- **WORK ORDER**
Would you please copy every line from the records that contains the word "this"?

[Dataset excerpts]
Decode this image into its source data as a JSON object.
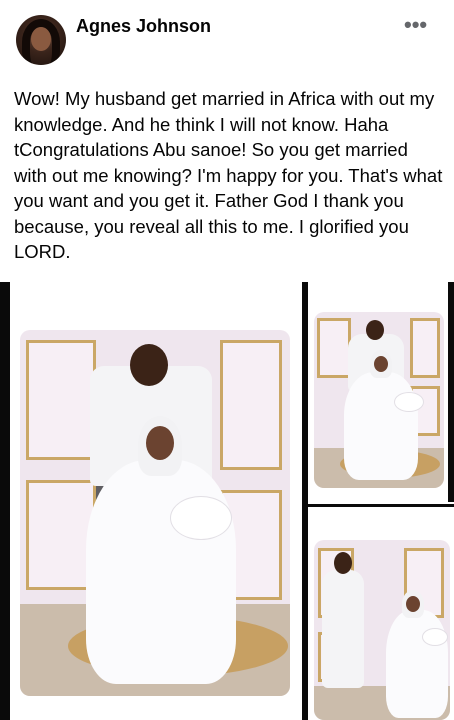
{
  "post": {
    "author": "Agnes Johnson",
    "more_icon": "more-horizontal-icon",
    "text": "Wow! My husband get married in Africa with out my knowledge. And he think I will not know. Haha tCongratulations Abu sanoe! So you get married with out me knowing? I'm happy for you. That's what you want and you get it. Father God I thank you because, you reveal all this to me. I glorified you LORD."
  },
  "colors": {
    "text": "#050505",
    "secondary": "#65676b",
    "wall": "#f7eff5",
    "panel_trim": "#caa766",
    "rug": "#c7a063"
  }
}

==

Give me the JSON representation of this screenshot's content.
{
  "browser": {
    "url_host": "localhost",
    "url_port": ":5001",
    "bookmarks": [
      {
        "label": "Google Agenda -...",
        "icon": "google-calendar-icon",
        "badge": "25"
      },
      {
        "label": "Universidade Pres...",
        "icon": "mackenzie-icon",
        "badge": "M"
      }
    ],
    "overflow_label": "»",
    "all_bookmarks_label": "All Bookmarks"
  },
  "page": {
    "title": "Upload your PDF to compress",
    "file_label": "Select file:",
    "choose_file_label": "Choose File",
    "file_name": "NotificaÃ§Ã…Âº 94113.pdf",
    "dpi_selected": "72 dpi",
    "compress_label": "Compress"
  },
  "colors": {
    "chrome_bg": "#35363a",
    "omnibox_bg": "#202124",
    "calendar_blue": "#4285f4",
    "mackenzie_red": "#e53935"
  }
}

- **TASK ANSWER**
Decode this image into its source data as a JSON object.
    "text": "Wow! My husband get married in Africa with out my knowledge. And he think I will not know. Haha tCongratulations Abu sanoe! So you get married with out me knowing? I'm happy for you. That's what you want and you get it. Father God I thank you because, you reveal all this to me. I glorified you LORD."
Give me the JSON representation of this screenshot's content.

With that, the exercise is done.